Give the records again in full, exactly as they appear.

(Items from an interface collection)
--- START ---
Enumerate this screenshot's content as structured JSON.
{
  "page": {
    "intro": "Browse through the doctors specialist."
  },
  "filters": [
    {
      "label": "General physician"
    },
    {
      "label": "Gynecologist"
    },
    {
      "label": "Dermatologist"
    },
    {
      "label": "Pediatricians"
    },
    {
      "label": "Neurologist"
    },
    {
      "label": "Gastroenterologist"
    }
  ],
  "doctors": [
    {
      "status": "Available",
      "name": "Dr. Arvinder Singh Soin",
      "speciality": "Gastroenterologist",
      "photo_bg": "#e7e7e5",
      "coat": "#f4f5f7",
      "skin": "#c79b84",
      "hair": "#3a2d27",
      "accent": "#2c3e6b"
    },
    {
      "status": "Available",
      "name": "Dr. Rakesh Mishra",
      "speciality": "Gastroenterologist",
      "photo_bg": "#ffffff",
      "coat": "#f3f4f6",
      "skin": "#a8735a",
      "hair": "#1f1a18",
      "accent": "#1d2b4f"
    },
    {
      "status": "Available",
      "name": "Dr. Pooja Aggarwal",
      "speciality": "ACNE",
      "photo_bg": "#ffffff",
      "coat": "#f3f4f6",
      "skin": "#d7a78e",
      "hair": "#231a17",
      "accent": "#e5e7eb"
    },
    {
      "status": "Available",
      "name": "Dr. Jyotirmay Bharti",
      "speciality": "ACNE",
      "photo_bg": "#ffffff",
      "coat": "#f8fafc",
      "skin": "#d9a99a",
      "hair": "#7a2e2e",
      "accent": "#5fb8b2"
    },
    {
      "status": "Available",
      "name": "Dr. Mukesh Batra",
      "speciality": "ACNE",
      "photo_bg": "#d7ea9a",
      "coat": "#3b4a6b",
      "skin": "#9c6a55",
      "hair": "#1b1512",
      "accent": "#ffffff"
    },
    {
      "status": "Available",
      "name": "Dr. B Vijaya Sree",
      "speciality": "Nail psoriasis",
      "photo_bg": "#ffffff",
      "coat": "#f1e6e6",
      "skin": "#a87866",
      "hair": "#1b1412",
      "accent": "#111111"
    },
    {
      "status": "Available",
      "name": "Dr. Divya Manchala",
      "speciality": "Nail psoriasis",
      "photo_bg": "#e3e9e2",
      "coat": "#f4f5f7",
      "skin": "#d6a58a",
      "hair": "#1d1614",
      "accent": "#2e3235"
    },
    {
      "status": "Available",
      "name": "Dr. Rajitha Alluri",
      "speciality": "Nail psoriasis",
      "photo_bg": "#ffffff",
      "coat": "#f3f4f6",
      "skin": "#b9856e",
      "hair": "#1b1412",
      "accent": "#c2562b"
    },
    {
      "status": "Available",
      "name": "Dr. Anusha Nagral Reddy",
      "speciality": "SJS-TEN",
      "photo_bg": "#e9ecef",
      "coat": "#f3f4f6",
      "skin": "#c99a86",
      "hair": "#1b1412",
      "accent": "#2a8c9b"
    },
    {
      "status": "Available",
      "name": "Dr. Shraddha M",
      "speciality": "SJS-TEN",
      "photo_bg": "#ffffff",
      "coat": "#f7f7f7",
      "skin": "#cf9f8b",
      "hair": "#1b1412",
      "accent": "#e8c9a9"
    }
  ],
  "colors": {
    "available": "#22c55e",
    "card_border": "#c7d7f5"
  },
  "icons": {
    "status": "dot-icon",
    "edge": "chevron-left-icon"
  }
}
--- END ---
Response to this exercise:
Enumerate this screenshot's content as structured JSON.
{
  "page": {
    "intro": "Browse through the doctors specialist."
  },
  "filters": [
    {
      "label": "General physician"
    },
    {
      "label": "Gynecologist"
    },
    {
      "label": "Dermatologist"
    },
    {
      "label": "Pediatricians"
    },
    {
      "label": "Neurologist"
    },
    {
      "label": "Gastroenterologist"
    }
  ],
  "doctors": [
    {
      "status": "Available",
      "name": "Dr. Arvinder Singh Soin",
      "speciality": "Gastroenterologist",
      "photo_bg": "#e7e7e5",
      "coat": "#f4f5f7",
      "skin": "#c79b84",
      "hair": "#3a2d27",
      "accent": "#2c3e6b"
    },
    {
      "status": "Available",
      "name": "Dr. Rakesh Mishra",
      "speciality": "Gastroenterologist",
      "photo_bg": "#ffffff",
      "coat": "#f3f4f6",
      "skin": "#a8735a",
      "hair": "#1f1a18",
      "accent": "#1d2b4f"
    },
    {
      "status": "Available",
      "name": "Dr. Pooja Aggarwal",
      "speciality": "ACNE",
      "photo_bg": "#ffffff",
      "coat": "#f3f4f6",
      "skin": "#d7a78e",
      "hair": "#231a17",
      "accent": "#e5e7eb"
    },
    {
      "status": "Available",
      "name": "Dr. Jyotirmay Bharti",
      "speciality": "ACNE",
      "photo_bg": "#ffffff",
      "coat": "#f8fafc",
      "skin": "#d9a99a",
      "hair": "#7a2e2e",
      "accent": "#5fb8b2"
    },
    {
      "status": "Available",
      "name": "Dr. Mukesh Batra",
      "speciality": "ACNE",
      "photo_bg": "#d7ea9a",
      "coat": "#3b4a6b",
      "skin": "#9c6a55",
      "hair": "#1b1512",
      "accent": "#ffffff"
    },
    {
      "status": "Available",
      "name": "Dr. B Vijaya Sree",
      "speciality": "Nail psoriasis",
      "photo_bg": "#ffffff",
      "coat": "#f1e6e6",
      "skin": "#a87866",
      "hair": "#1b1412",
      "accent": "#111111"
    },
    {
      "status": "Available",
      "name": "Dr. Divya Manchala",
      "speciality": "Nail psoriasis",
      "photo_bg": "#e3e9e2",
      "coat": "#f4f5f7",
      "skin": "#d6a58a",
      "hair": "#1d1614",
      "accent": "#2e3235"
    },
    {
      "status": "Available",
      "name": "Dr. Rajitha Alluri",
      "speciality": "Nail psoriasis",
      "photo_bg": "#ffffff",
      "coat": "#f3f4f6",
      "skin": "#b9856e",
      "hair": "#1b1412",
      "accent": "#c2562b"
    },
    {
      "status": "Available",
      "name": "Dr. Anusha Nagral Reddy",
      "speciality": "SJS-TEN",
      "photo_bg": "#e9ecef",
      "coat": "#f3f4f6",
      "skin": "#c99a86",
      "hair": "#1b1412",
      "accent": "#2a8c9b"
    },
    {
      "status": "Available",
      "name": "Dr. Shraddha M",
      "speciality": "SJS-TEN",
      "photo_bg": "#ffffff",
      "coat": "#f7f7f7",
      "skin": "#cf9f8b",
      "hair": "#1b1412",
      "accent": "#e8c9a9"
    }
  ],
  "colors": {
    "available": "#22c55e",
    "card_border": "#c7d7f5"
  },
  "icons": {
    "status": "dot-icon",
    "edge": "chevron-left-icon"
  }
}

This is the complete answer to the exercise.